This article argues that Aeschylus’ Persae provides fascinating source material for the
study of causality and tragic responsibility in ancient Greek tragedy. Rather than subscribing
to the traditional viewpoint that Persae consolidates archaic religious belief, it
aims to demonstrate the ways in which the play continuously calls into question the status
of human agency.
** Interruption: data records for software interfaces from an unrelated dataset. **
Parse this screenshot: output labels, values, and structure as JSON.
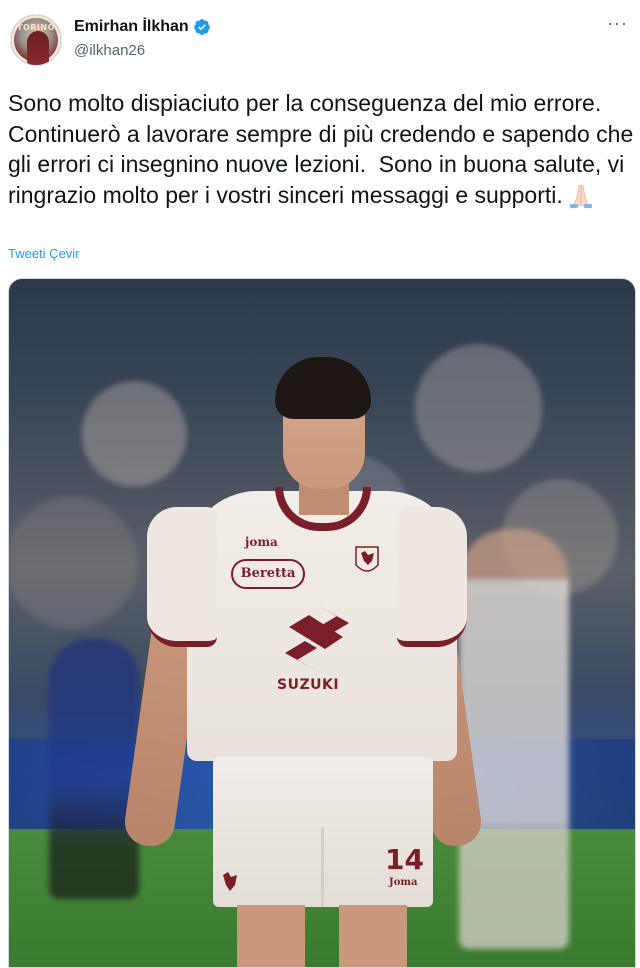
{
  "author": {
    "display_name": "Emirhan İlkhan",
    "handle": "@ilkhan26",
    "verified": true,
    "avatar_badge_text": "TORINO"
  },
  "tweet": {
    "text": "Sono molto dispiaciuto per la conseguenza del mio errore.  Continuerò a lavorare sempre di più credendo e sapendo che gli errori ci insegnino nuove lezioni.  Sono in buona salute, vi ringrazio molto per i vostri sinceri messaggi e supporti.",
    "emoji": "folded-hands",
    "translate_label": "Tweeti Çevir"
  },
  "media": {
    "jersey_brand": "joma",
    "sponsor_main": "Beretta",
    "sponsor_chest": "SUZUKI",
    "shorts_number": "14",
    "shorts_brand": "Joma"
  },
  "colors": {
    "text": "#0f1419",
    "secondary": "#536471",
    "link": "#1d9bf0",
    "verified": "#1d9bf0",
    "torino_maroon": "#7a1e2a"
  }
}
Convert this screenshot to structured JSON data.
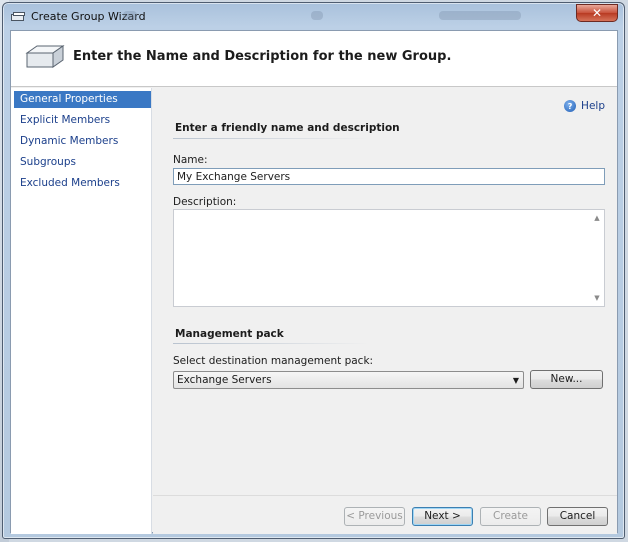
{
  "window": {
    "title": "Create Group Wizard",
    "close_label": "✕"
  },
  "header": {
    "title": "Enter the Name and Description for the new Group."
  },
  "nav": {
    "items": [
      {
        "label": "General Properties",
        "active": true
      },
      {
        "label": "Explicit Members",
        "active": false
      },
      {
        "label": "Dynamic Members",
        "active": false
      },
      {
        "label": "Subgroups",
        "active": false
      },
      {
        "label": "Excluded Members",
        "active": false
      }
    ]
  },
  "main": {
    "help_label": "Help",
    "help_icon": "help-icon",
    "section1_title": "Enter a friendly name and description",
    "name_label": "Name:",
    "name_value": "My Exchange Servers",
    "description_label": "Description:",
    "description_value": "",
    "section2_title": "Management pack",
    "mp_label": "Select destination management pack:",
    "mp_selected": "Exchange Servers",
    "new_button": "New..."
  },
  "footer": {
    "previous": "< Previous",
    "next": "Next >",
    "create": "Create",
    "cancel": "Cancel"
  },
  "colors": {
    "nav_active": "#3a78c4",
    "link": "#1b3f8b"
  }
}
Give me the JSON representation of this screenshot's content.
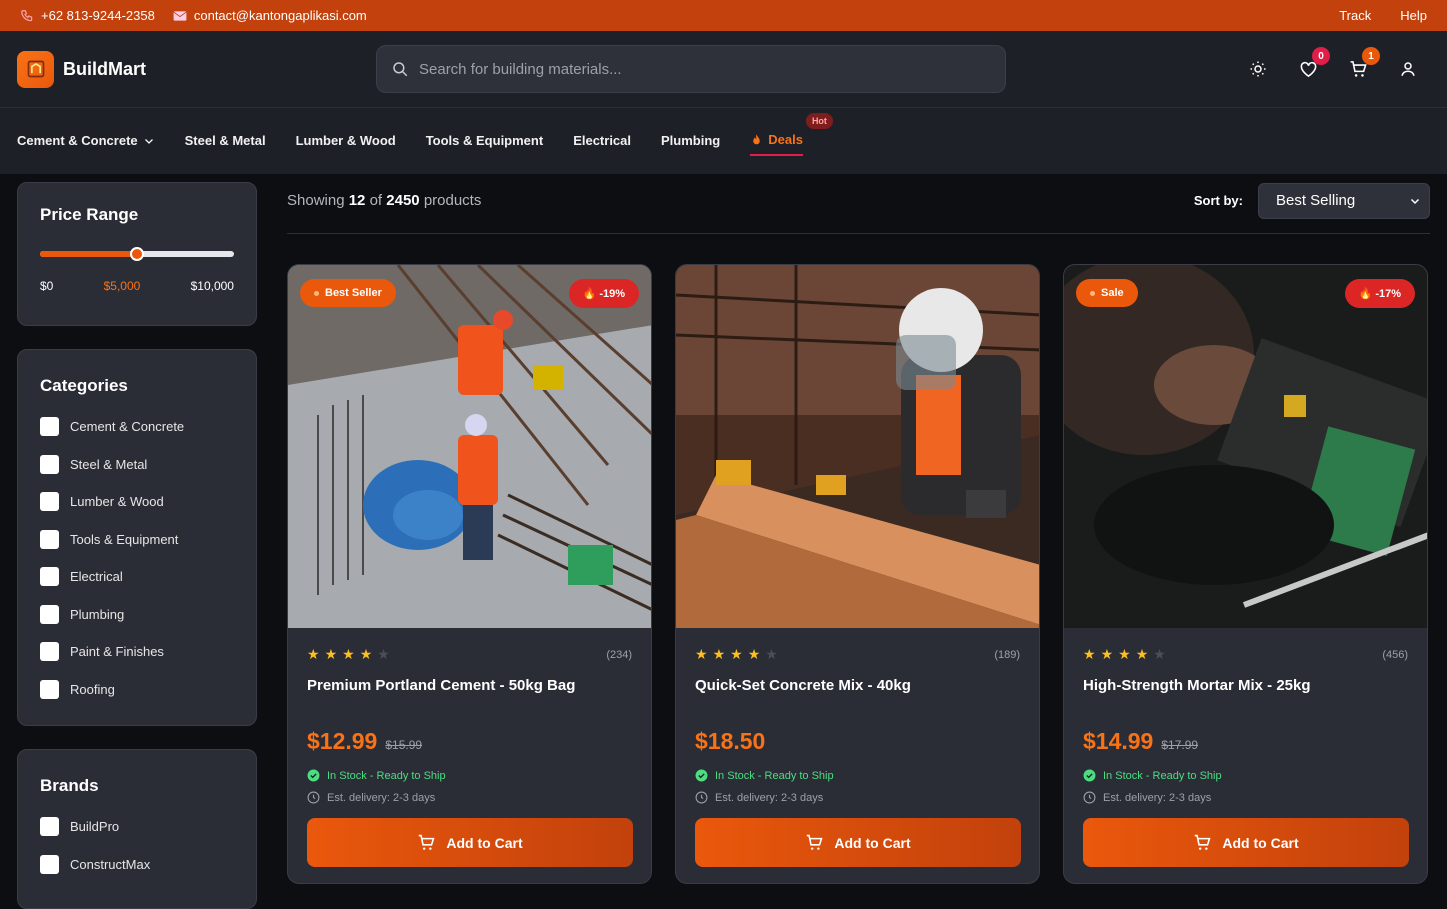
{
  "topbar": {
    "phone": "+62 813-9244-2358",
    "email": "contact@kantongaplikasi.com",
    "links": [
      "Track",
      "Help"
    ]
  },
  "brand": {
    "name": "BuildMart"
  },
  "search": {
    "placeholder": "Search for building materials..."
  },
  "header_icons": {
    "wishlist_count": "0",
    "cart_count": "1"
  },
  "nav": {
    "items": [
      "Cement & Concrete",
      "Steel & Metal",
      "Lumber & Wood",
      "Tools & Equipment",
      "Electrical",
      "Plumbing",
      "Deals"
    ],
    "deals_badge": "Hot"
  },
  "price_range": {
    "title": "Price Range",
    "min": "$0",
    "current": "$5,000",
    "max": "$10,000",
    "fraction": 0.5
  },
  "categories": {
    "title": "Categories",
    "items": [
      "Cement & Concrete",
      "Steel & Metal",
      "Lumber & Wood",
      "Tools & Equipment",
      "Electrical",
      "Plumbing",
      "Paint & Finishes",
      "Roofing"
    ]
  },
  "brands": {
    "title": "Brands",
    "items": [
      "BuildPro",
      "ConstructMax"
    ]
  },
  "results": {
    "showing_prefix": "Showing",
    "shown": "12",
    "of": "of",
    "total": "2450",
    "suffix": "products"
  },
  "sort": {
    "label": "Sort by:",
    "value": "Best Selling"
  },
  "products": [
    {
      "tag": "Best Seller",
      "discount": "-19%",
      "rating": 4,
      "reviews": "(234)",
      "name": "Premium Portland Cement - 50kg Bag",
      "price": "$12.99",
      "old_price": "$15.99",
      "stock": "In Stock - Ready to Ship",
      "delivery": "Est. delivery: 2-3 days",
      "button": "Add to Cart"
    },
    {
      "tag": "",
      "discount": "",
      "rating": 4,
      "reviews": "(189)",
      "name": "Quick-Set Concrete Mix - 40kg",
      "price": "$18.50",
      "old_price": "",
      "stock": "In Stock - Ready to Ship",
      "delivery": "Est. delivery: 2-3 days",
      "button": "Add to Cart"
    },
    {
      "tag": "Sale",
      "discount": "-17%",
      "rating": 4,
      "reviews": "(456)",
      "name": "High-Strength Mortar Mix - 25kg",
      "price": "$14.99",
      "old_price": "$17.99",
      "stock": "In Stock - Ready to Ship",
      "delivery": "Est. delivery: 2-3 days",
      "button": "Add to Cart"
    }
  ],
  "colors": {
    "accent": "#ea580c",
    "topbar": "#c2410c",
    "stock": "#4ade80",
    "discount": "#dc2626"
  }
}
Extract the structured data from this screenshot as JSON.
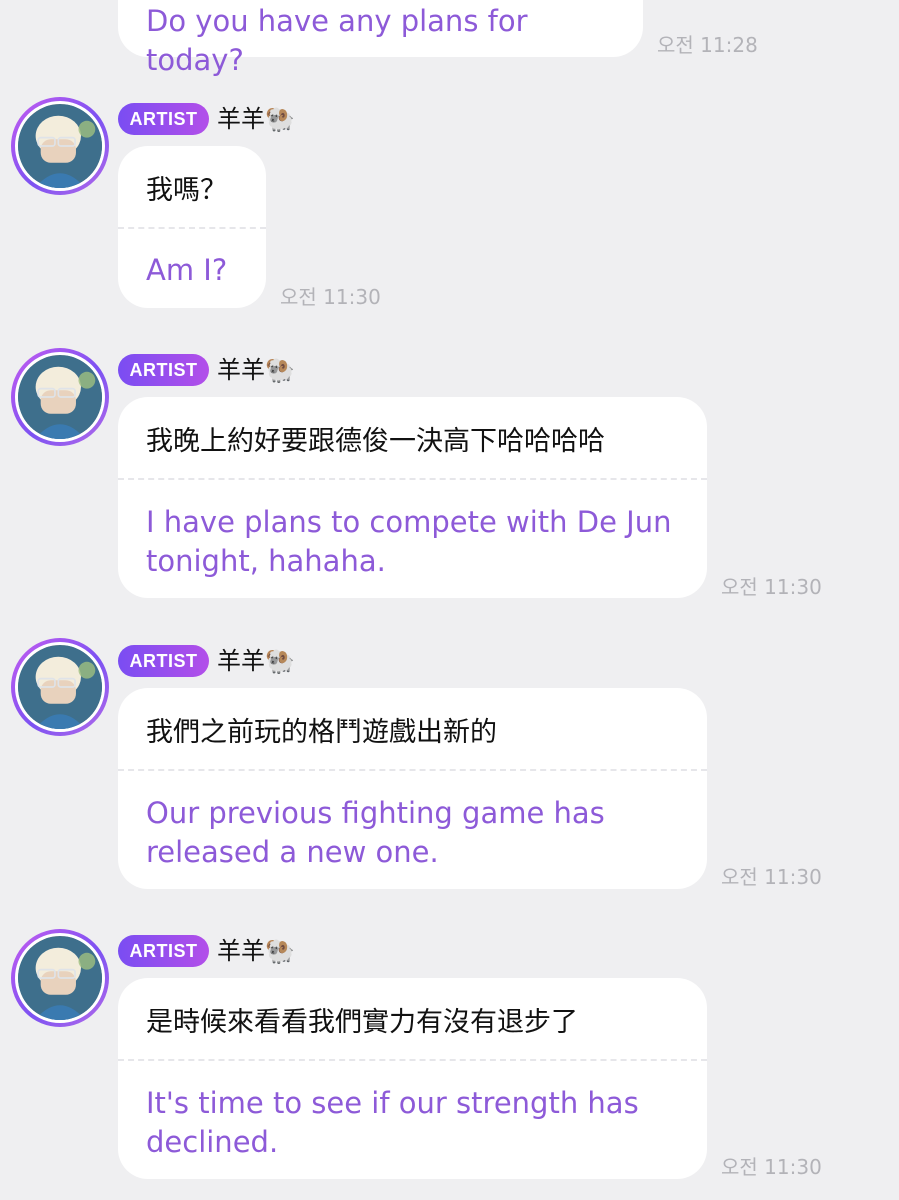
{
  "messages": [
    {
      "id": "m0",
      "from": "fan",
      "translation": "Do you have any plans for today?",
      "time": "오전 11:28"
    },
    {
      "id": "m1",
      "from": "artist",
      "badge": "ARTIST",
      "name": "羊羊🐏",
      "original": "我嗎？",
      "translation": "Am I?",
      "time": "오전 11:30"
    },
    {
      "id": "m2",
      "from": "artist",
      "badge": "ARTIST",
      "name": "羊羊🐏",
      "original": "我晚上約好要跟德俊一決高下哈哈哈哈",
      "translation": "I have plans to compete with De Jun tonight, hahaha.",
      "time": "오전 11:30"
    },
    {
      "id": "m3",
      "from": "artist",
      "badge": "ARTIST",
      "name": "羊羊🐏",
      "original": "我們之前玩的格鬥遊戲出新的",
      "translation": "Our previous fighting game has released a new one.",
      "time": "오전 11:30"
    },
    {
      "id": "m4",
      "from": "artist",
      "badge": "ARTIST",
      "name": "羊羊🐏",
      "original": "是時候來看看我們實力有沒有退步了",
      "translation": "It's time to see if our strength has declined.",
      "time": "오전 11:30"
    }
  ],
  "colors": {
    "background": "#efeff1",
    "bubble": "#ffffff",
    "translation_text": "#8d5ad8",
    "badge_gradient_start": "#7a4df2",
    "badge_gradient_end": "#b34fe9",
    "timestamp_text": "#b3b3b8"
  },
  "icons": {
    "avatar": "artist-avatar-photo"
  }
}
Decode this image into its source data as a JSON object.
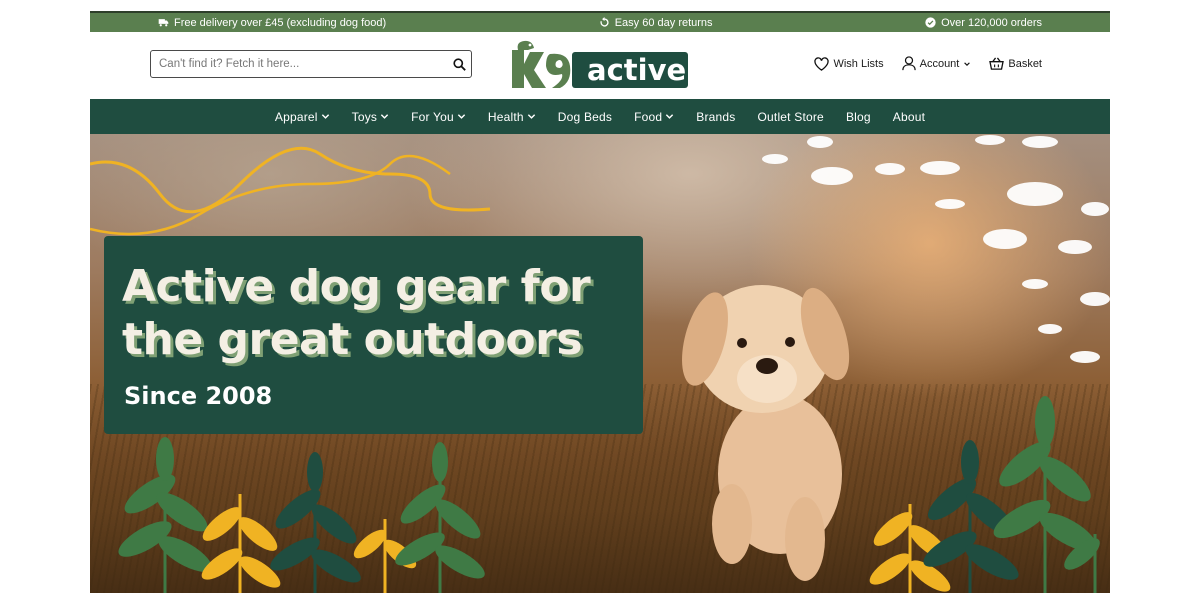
{
  "topbar": {
    "delivery": "Free delivery over £45 (excluding dog food)",
    "returns": "Easy 60 day returns",
    "orders": "Over 120,000 orders"
  },
  "header": {
    "search_placeholder": "Can't find it? Fetch it here...",
    "logo_text": "K9",
    "logo_word": "active",
    "wishlist": "Wish Lists",
    "account": "Account",
    "basket": "Basket"
  },
  "nav": {
    "items": [
      {
        "label": "Apparel"
      },
      {
        "label": "Toys"
      },
      {
        "label": "For You"
      },
      {
        "label": "Health"
      },
      {
        "label": "Dog Beds"
      },
      {
        "label": "Food"
      },
      {
        "label": "Brands"
      },
      {
        "label": "Outlet Store"
      },
      {
        "label": "Blog"
      },
      {
        "label": "About"
      }
    ]
  },
  "hero": {
    "title_line1": "Active dog gear for",
    "title_line2": "the great outdoors",
    "subtitle": "Since 2008"
  },
  "colors": {
    "brand_green": "#1f4d40",
    "topbar_green": "#5a7f4f",
    "accent_yellow": "#f0b323"
  }
}
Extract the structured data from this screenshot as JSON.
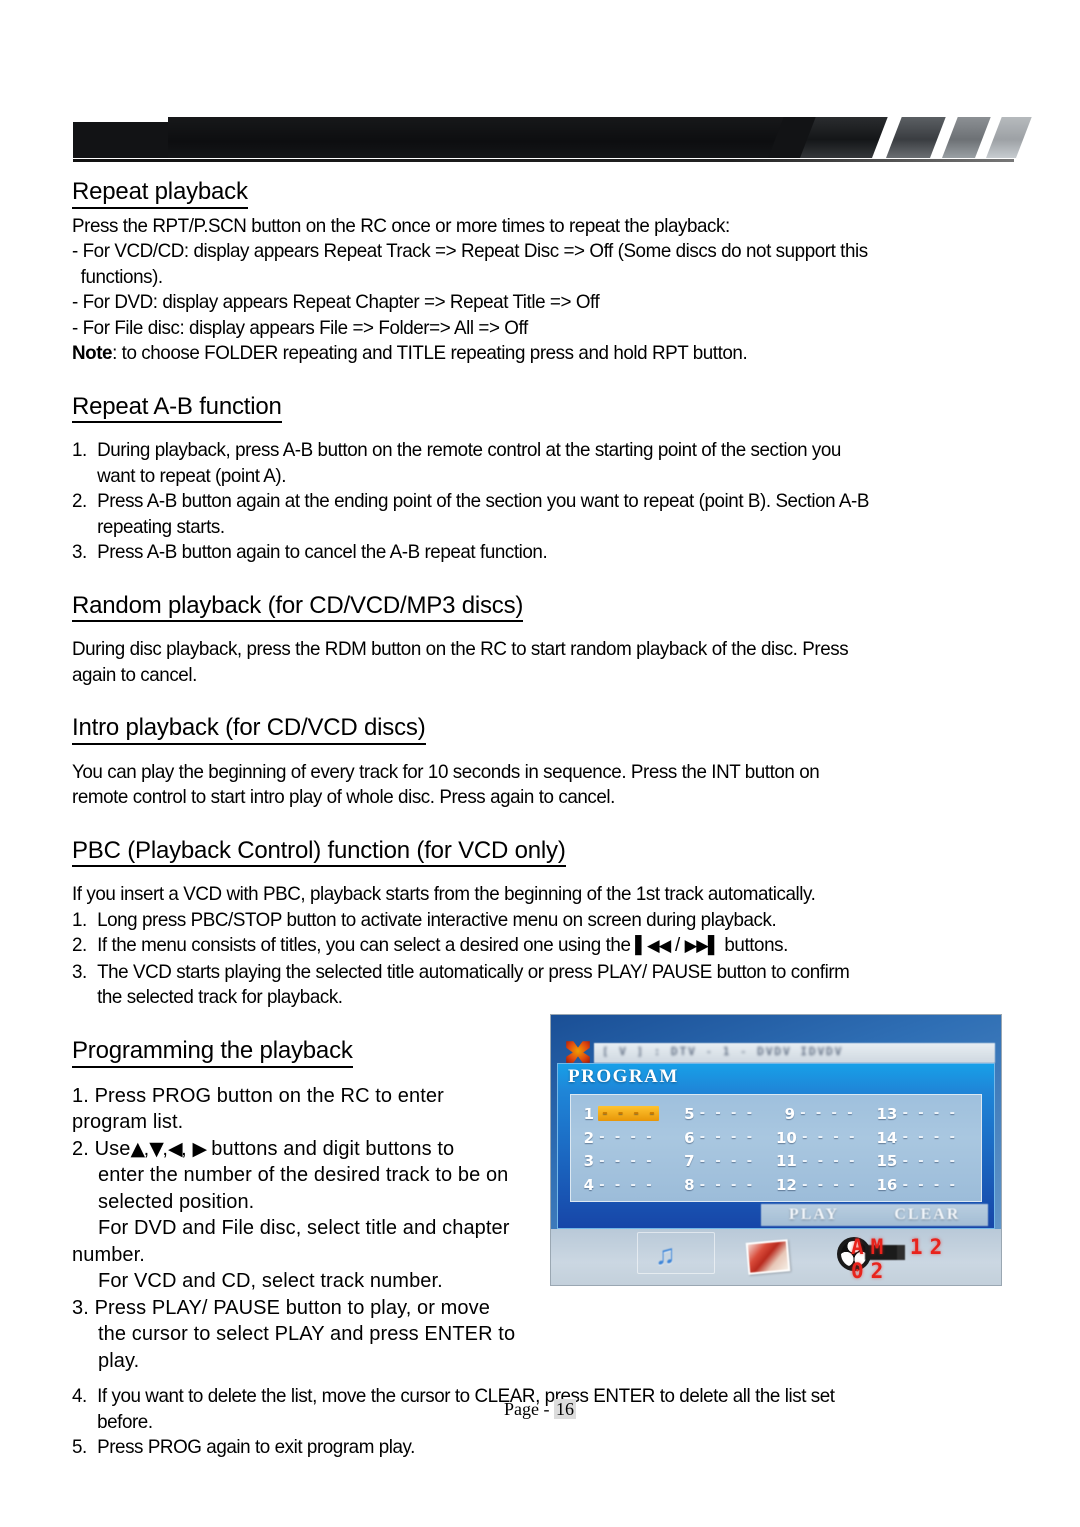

By paying close attention to parallels and shifts in the word usage
throughout the play, the article focuses in particular on the growing tension between the
human and the divine, on the varied attributions of causality, and on the emergence of a
tragic vocabulary centered around the notion of deep thought.